This colorful fragrant market is housed in an L shaped building which is part of the New Mosque’s complex that was built in 1664. For the most part this market is located in the building with vaulted ceilings but spills out into the streets and alleys leading into and around the complex. If one is inclined one can walk from the Grand Bazaar to the Spice Bazaar and vice versa.
The Spice Bazaar is filled with colorful spices from around the world. You’ll also find nuts, dried fruit, and other delicacies in the many stalls. In recent years some of the food stalls are being replaced by shops that sell ceramics, handbags, t-shirts, and other souvenirs. It really is a fun place, it’s yummy too! Shopkeepers will be more than happy to let you sample their wares!
Built during the reign of Justinian I a Byzantine Emperor the Basilica Cistern is the largest of the several hundred cisterns under the city of Istanbul. It’s located less than 500 feet southwest of the Hagia Sophia.
The cistern served as a water filtration system that provided water to the building in the area including Topkapi Palace during the Ottoman rule. It served this purpose up to modern times. Today it is more a tourist attraction and a venue for various events.
This cavernous space measures 105,000 square feet and can hold up to almost 3 million cubic feet of water. Its ceiling is supported by a forest of marble columns, a total of 336.
It’s an eerie place accessed by a narrow stairway found across from the Hagia Sophia.
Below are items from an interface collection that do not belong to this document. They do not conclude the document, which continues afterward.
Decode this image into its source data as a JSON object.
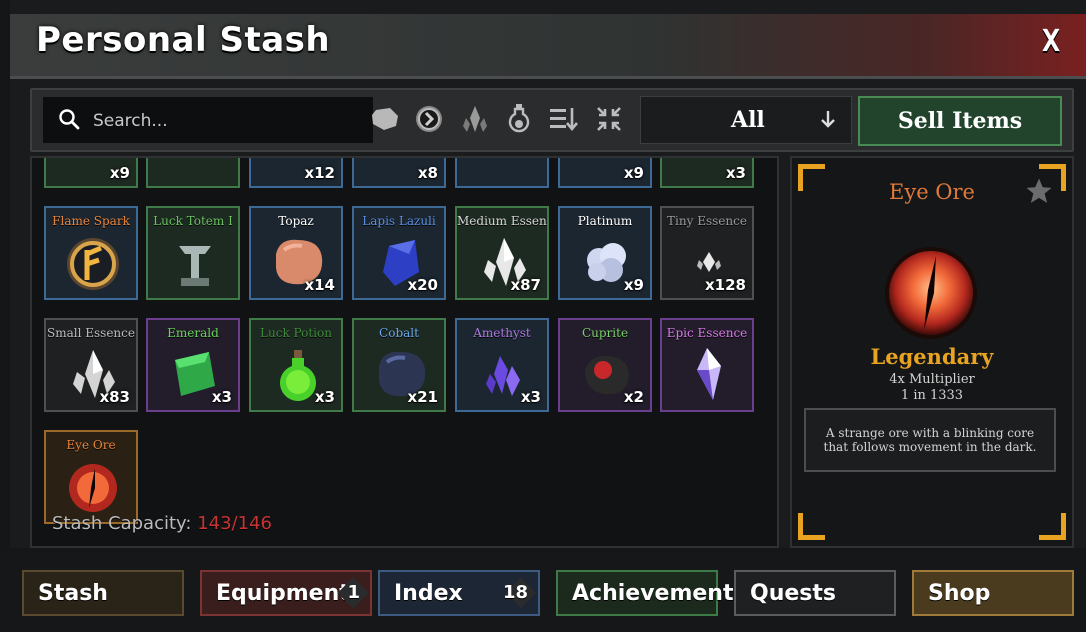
{
  "window": {
    "title": "Personal Stash",
    "close_label": "X"
  },
  "toolbar": {
    "search_placeholder": "Search...",
    "filter_value": "All",
    "sell_label": "Sell Items",
    "filter_icons": [
      "ore-filter-icon",
      "coin-filter-icon",
      "essence-filter-icon",
      "potion-filter-icon",
      "sort-icon",
      "collapse-icon"
    ]
  },
  "inventory": {
    "top_row_counts": [
      "x9",
      "",
      "x12",
      "x8",
      "",
      "x9",
      "x3"
    ],
    "items": [
      {
        "name": "Flame Spark",
        "count": "",
        "color": "#e8843a",
        "frame": "blue"
      },
      {
        "name": "Luck Totem I",
        "count": "",
        "color": "#6ac262",
        "frame": "green"
      },
      {
        "name": "Topaz",
        "count": "x14",
        "color": "#ffffff",
        "frame": "blue"
      },
      {
        "name": "Lapis Lazuli",
        "count": "x20",
        "color": "#5b8fe0",
        "frame": "blue"
      },
      {
        "name": "Medium Essence",
        "count": "x87",
        "color": "#d8d8d8",
        "frame": "green"
      },
      {
        "name": "Platinum",
        "count": "x9",
        "color": "#ffffff",
        "frame": "blue"
      },
      {
        "name": "Tiny Essence",
        "count": "x128",
        "color": "#9a9a9a",
        "frame": "gray"
      },
      {
        "name": "Small Essence",
        "count": "x83",
        "color": "#bcbcbc",
        "frame": "gray"
      },
      {
        "name": "Emerald",
        "count": "x3",
        "color": "#6ad45a",
        "frame": "purple"
      },
      {
        "name": "Luck Potion",
        "count": "x3",
        "color": "#3f8a3a",
        "frame": "green"
      },
      {
        "name": "Cobalt",
        "count": "x21",
        "color": "#6aa3e8",
        "frame": "green"
      },
      {
        "name": "Amethyst",
        "count": "x3",
        "color": "#b07ae0",
        "frame": "blue"
      },
      {
        "name": "Cuprite",
        "count": "x2",
        "color": "#7ad06a",
        "frame": "purple"
      },
      {
        "name": "Epic Essence",
        "count": "",
        "color": "#d87ae8",
        "frame": "purple"
      },
      {
        "name": "Eye Ore",
        "count": "",
        "color": "#e8843a",
        "frame": "orange"
      }
    ],
    "capacity_label": "Stash Capacity:",
    "capacity_value": "143/146"
  },
  "detail": {
    "name": "Eye Ore",
    "rarity": "Legendary",
    "multiplier": "4x Multiplier",
    "odds": "1 in 1333",
    "description": "A strange ore with a blinking core that follows movement in the dark."
  },
  "tabs": [
    {
      "label": "Stash",
      "badge": ""
    },
    {
      "label": "Equipments",
      "badge": "1"
    },
    {
      "label": "Index",
      "badge": "18"
    },
    {
      "label": "Achievements",
      "badge": ""
    },
    {
      "label": "Quests",
      "badge": ""
    },
    {
      "label": "Shop",
      "badge": ""
    }
  ]
}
You can walk on the wooden walkways that crisscross the area and eventually you’ll encounter the 2 inverted Medusa head blocks that serve as a base for 2 columns.
The site has been the scene used by several books, movies and even a video game. Most recently it was the setting for the final chapters of Dan Brown’s book Inferno. It was here that the final scenes of the movie of the same name were filmed.
Galata Bridge is one of the most happening places in the city. It spans the Golden Horn and links the old city on the European side to the Asian side.
Thousands of people cross this bridge daily. They cross in cars and on foot. You’ll even find many fishermen dangling their lines from the sides of the bridge. Join the hoards of people crossing the bridge, it’s an experience in itself! Then make your way to the area under the bridge. Here you’ll find restaurants, food kiosks, and ferries that offer cruises along the Bosphorus. It is one of my favorite hangouts in Istanbul!
Sweets & Pudding Shops
You can’t leave Istanbul without trying the food. Yes Doner Kebabs and stews are a must, but after the meal it’s dessert time!
And dessert is a big deal here. You’ll find pudding shops and Baklava shops every where. My all time favorite is Hafiz Mustafa. There are 4 locations in the city but my favorite is the 2 story location on Eminönü.
They have so many things to satisfy your sweet tooth it’s hard to choose just one. I can’t even name a favorite!
Try the made to order Kunafe, it’s so worth the wait! While you’re waiting have some of their baklava made with green pistachio dough, it’s amazing; try the chocolate dipped ones, they’re to die for!
If you have room have a pudding, chocolate, pistachio, hazelnut, rice, and so many others. Whenever we go there we always end up bringing home boxes of sweets.
It’s a dessert lover’s dream!